Other parts to note are crossing the car park at Old Hunstanton, where free-range kids can sprint towards the beach as soon as car doors open. The shared use path behind Holkham Bay and the Bure Valley railway path can also be very busy with walkers and dogs at the weekend, and Sandringham and any of the National Trust estates have a high proportion of elderly visitors who might not hear you approaching, so remember to slow down and ring your bell or say hello.

Cyclists pause on a trail to let a horse rider pass, and they exchange friendly thank you waves

Responsible access

It’s important to remember that the welcome cyclists receive in the countryside, the growth of facilities and the support from local authorities to create routes like these will always depend on how we behave. And while Norfolk seems idyllic and relaxed you will also be travelling through a hard-working agricultural landscape so please be an ambassador for us all.

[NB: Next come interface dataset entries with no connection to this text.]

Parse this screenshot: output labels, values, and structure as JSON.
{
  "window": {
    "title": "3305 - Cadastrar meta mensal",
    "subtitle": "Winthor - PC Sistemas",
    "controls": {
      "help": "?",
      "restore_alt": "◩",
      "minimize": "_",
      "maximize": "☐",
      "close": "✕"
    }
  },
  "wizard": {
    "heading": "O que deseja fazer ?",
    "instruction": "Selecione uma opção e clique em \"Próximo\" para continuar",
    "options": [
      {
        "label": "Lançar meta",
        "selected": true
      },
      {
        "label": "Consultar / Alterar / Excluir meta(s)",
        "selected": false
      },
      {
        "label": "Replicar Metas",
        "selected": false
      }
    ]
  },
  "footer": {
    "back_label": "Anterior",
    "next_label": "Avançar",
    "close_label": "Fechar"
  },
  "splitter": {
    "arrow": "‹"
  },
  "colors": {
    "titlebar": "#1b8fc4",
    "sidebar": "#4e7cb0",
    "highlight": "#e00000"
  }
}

  • Ride safely, carefully and respectfully and within the limits of your skill and bike
  • Say ‘hi’ and slow down when approaching other trail users, and stop if necessary Take special care to avoid startling horses – ask the rider if it’s all right for you to pass
  • Please leave the few gates on the route exactly as you find them
  • Take care when going through the handful of farmyards en route
  • Don’t leave bikes in awkward places when you stop
  • Support local businesses along the route to show the power of the ‘pedalling pound’ and strengthen the case for more future routes
  • If you see another cyclist with a problem or a lost hiker, please stop and offer to help
  • Take it easy and enjoy the journey – chasing Strava segments or fastest known times can cause accidents and create negative perceptions of cycling, which makes it harder to campaign for more off-road access in the future


Where to start and how to get there

The official start of the Rebellion Way Way is Norwich, with the GPX route starting at the railway station for convenience. However, you could also start in King’s Lynn or Thetford if you’re coming from the west or south.

There are railway stations at Thetford, King’s Lynn, Sheringham and Cromer which will get you back to Norwich (eventually) if you want to do the route in separate segments or need a bailout option.

There are long-stay car parks in King’s Lynn which permit multi-day stays. You can purchase a ROVER parking ticket which is valid for seven days, or just pay at the machine for the amount of time you would like to park for.